EXERCISE GOAL
Check every line of the entries below for the word "icon". Then give the number of lines that have it, with nothing added.

------------------------------------

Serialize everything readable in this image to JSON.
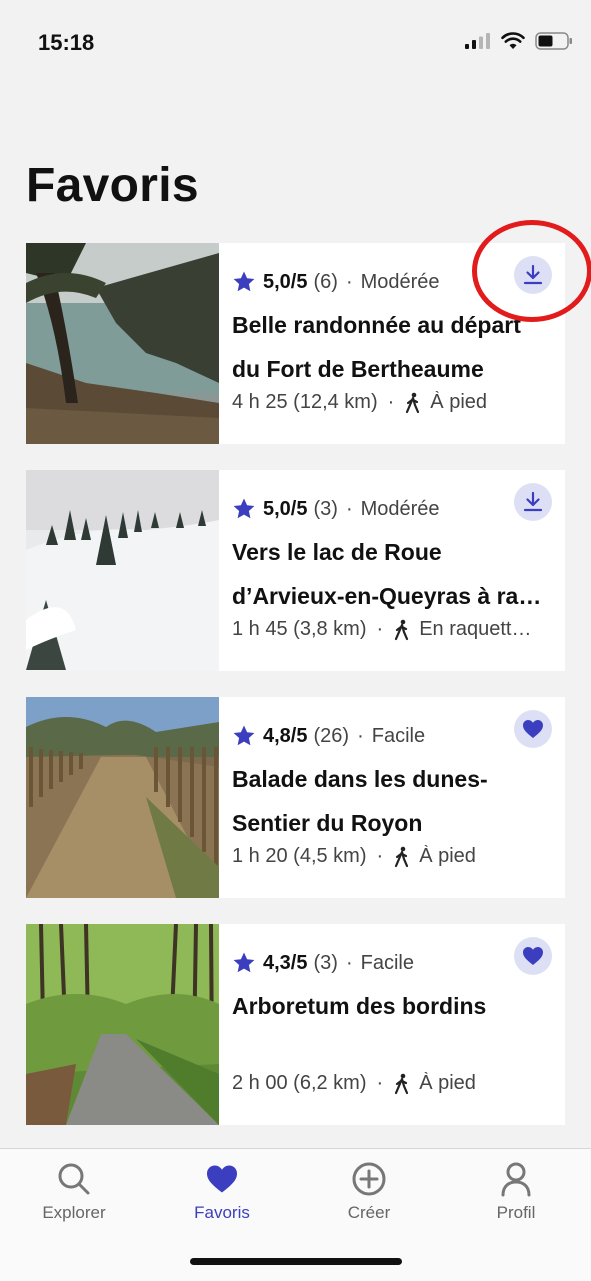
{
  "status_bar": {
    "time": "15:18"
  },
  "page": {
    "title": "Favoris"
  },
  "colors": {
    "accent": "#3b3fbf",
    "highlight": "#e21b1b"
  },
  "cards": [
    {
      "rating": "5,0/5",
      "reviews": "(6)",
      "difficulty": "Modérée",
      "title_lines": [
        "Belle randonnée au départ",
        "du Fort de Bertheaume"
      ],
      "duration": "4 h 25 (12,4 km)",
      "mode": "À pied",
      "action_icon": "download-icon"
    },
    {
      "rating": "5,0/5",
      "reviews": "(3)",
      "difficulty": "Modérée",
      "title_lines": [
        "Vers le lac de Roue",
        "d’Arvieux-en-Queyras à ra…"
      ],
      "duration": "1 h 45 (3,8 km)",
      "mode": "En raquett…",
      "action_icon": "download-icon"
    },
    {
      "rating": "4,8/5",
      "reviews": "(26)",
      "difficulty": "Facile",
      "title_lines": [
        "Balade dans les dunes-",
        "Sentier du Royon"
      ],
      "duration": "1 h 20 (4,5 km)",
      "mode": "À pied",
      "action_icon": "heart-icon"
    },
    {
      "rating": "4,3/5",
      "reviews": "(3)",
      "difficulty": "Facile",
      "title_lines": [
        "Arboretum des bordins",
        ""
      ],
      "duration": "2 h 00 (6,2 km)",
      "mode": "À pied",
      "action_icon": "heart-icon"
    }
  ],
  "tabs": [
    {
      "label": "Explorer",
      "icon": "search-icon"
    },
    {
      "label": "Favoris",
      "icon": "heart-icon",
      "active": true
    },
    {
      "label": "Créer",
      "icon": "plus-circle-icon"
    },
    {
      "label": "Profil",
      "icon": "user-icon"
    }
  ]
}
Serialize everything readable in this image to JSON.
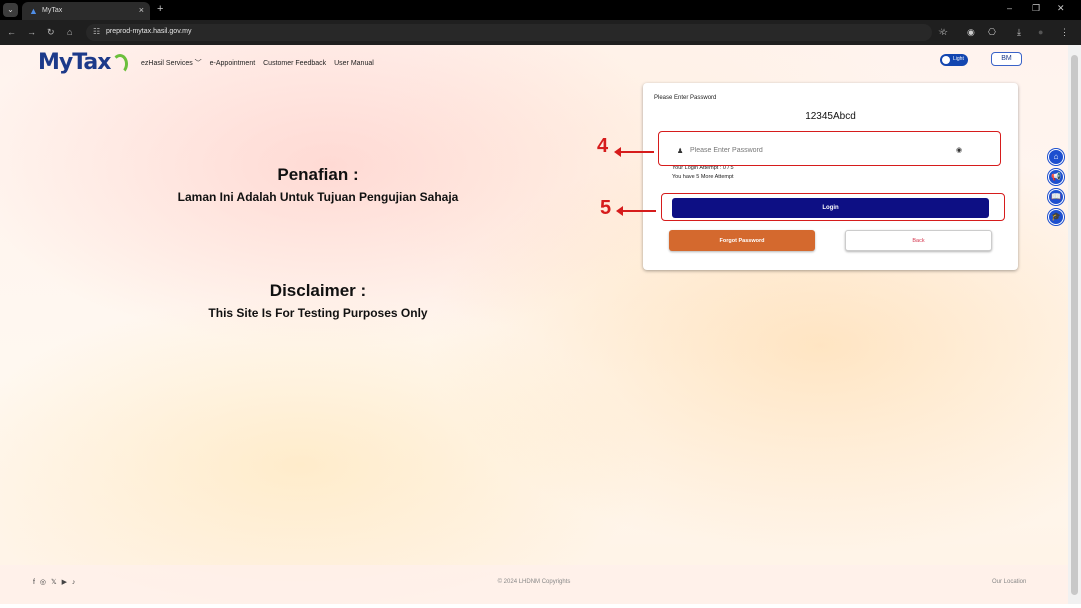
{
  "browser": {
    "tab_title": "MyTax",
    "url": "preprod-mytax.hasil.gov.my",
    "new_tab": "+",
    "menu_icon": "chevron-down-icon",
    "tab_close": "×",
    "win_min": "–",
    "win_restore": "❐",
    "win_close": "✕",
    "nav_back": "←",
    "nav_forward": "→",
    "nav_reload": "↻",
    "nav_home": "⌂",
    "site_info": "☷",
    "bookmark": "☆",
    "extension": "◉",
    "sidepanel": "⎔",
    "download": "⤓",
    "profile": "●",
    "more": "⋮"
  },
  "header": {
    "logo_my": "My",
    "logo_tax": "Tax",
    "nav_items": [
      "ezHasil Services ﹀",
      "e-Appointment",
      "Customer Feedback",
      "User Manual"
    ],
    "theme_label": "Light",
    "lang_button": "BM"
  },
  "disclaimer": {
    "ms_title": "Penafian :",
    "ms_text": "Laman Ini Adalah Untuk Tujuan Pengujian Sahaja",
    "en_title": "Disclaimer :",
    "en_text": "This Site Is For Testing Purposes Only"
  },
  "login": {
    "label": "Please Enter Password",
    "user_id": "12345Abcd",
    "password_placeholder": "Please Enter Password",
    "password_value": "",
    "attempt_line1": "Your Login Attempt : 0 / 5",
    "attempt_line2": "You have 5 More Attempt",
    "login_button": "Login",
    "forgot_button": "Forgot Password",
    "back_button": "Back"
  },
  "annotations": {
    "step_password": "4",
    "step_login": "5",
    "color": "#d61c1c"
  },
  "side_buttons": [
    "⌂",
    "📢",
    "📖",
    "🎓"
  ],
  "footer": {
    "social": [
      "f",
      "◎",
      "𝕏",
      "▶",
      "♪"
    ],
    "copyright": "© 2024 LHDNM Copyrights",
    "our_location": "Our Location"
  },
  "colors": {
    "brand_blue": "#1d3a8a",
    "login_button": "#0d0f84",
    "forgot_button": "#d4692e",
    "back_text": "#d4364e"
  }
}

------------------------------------

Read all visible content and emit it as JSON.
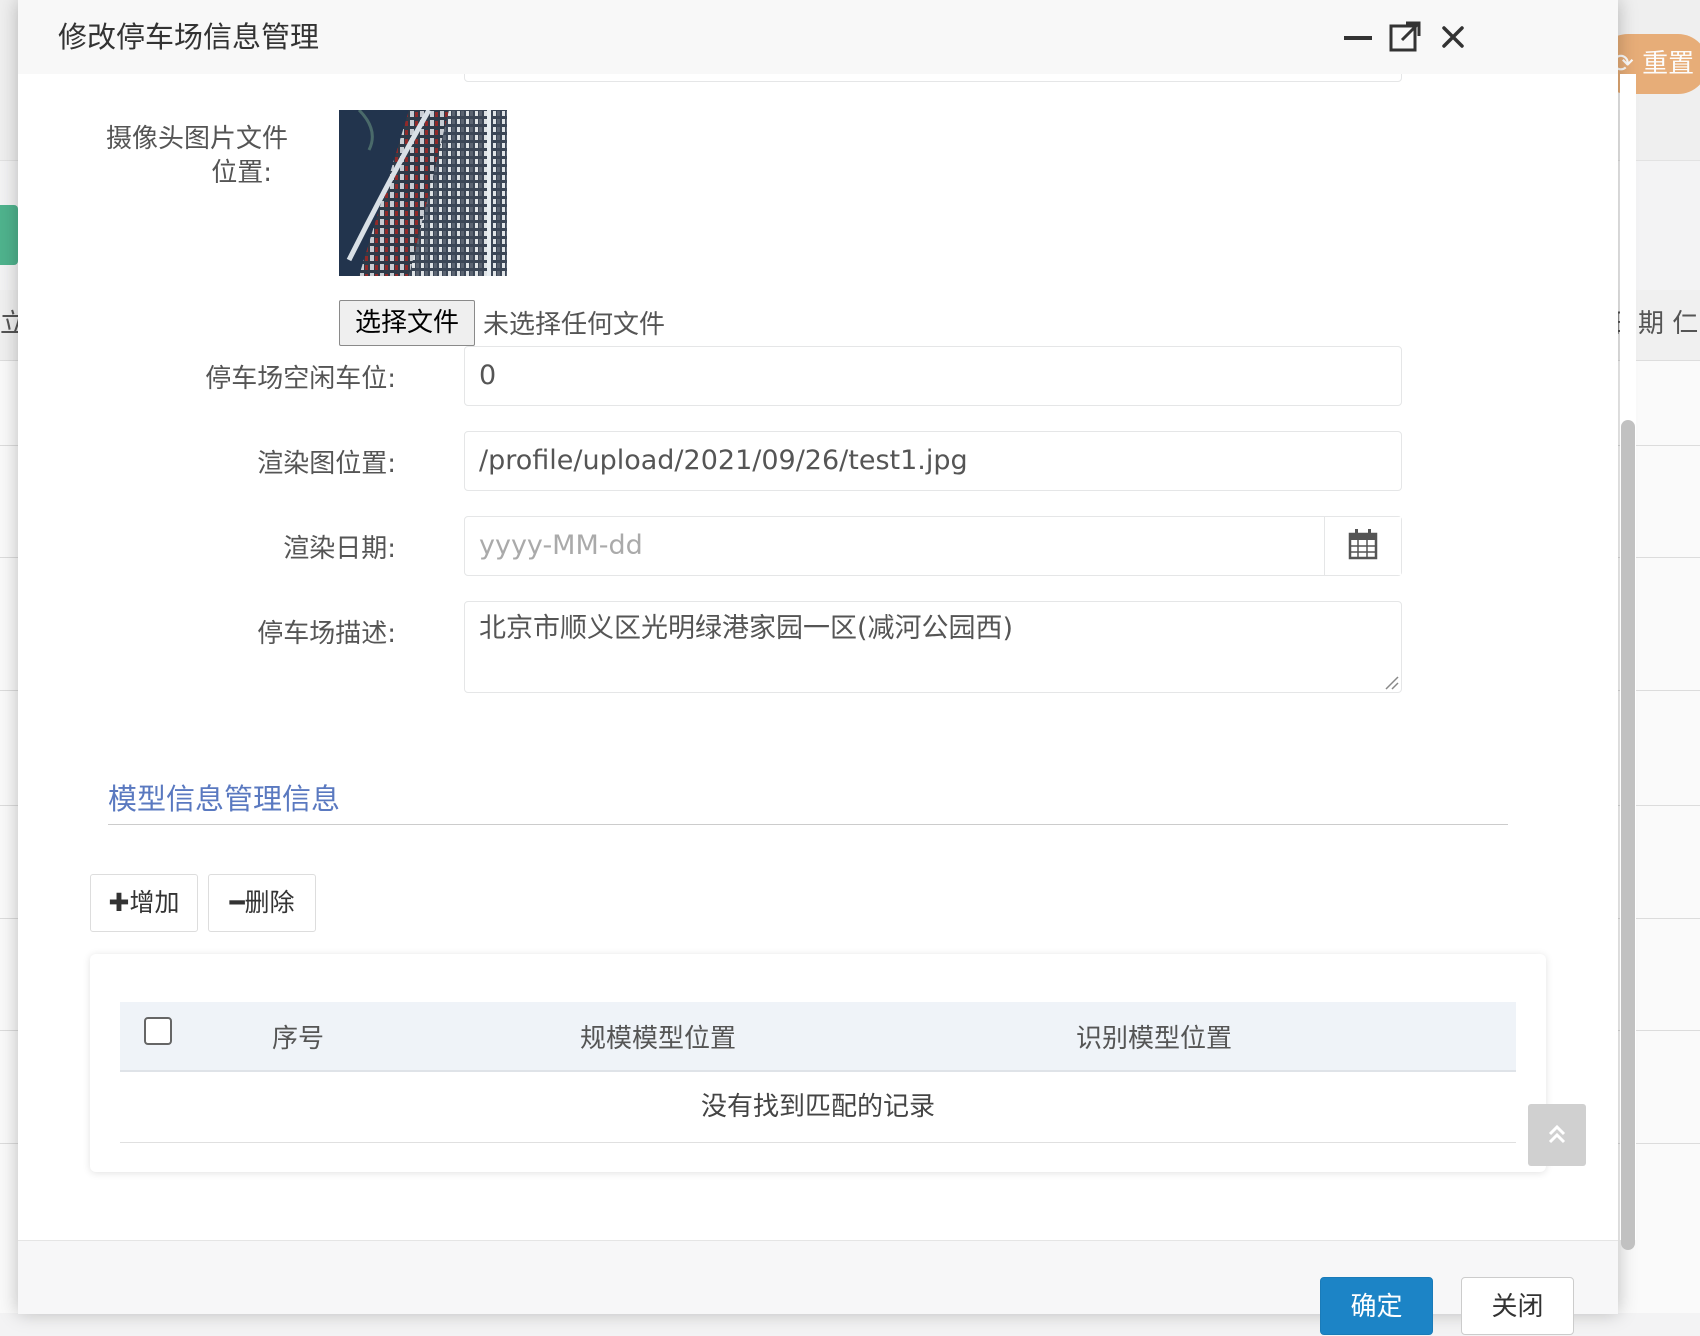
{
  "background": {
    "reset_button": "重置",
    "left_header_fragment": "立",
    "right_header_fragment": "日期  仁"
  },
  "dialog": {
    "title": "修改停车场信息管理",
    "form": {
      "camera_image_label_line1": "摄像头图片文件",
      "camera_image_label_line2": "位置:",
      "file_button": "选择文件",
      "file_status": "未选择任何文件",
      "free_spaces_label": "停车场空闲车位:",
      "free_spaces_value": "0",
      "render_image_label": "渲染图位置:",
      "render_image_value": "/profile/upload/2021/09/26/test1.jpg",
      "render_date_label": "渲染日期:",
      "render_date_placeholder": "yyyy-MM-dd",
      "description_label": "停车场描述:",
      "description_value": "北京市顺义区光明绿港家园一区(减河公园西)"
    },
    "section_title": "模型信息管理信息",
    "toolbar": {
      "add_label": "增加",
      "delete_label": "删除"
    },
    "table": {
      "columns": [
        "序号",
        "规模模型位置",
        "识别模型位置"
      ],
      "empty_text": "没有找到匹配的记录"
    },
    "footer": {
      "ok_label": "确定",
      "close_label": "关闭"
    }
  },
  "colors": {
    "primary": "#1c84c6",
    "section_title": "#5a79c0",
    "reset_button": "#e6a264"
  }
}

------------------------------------

COMPLETED TASK
9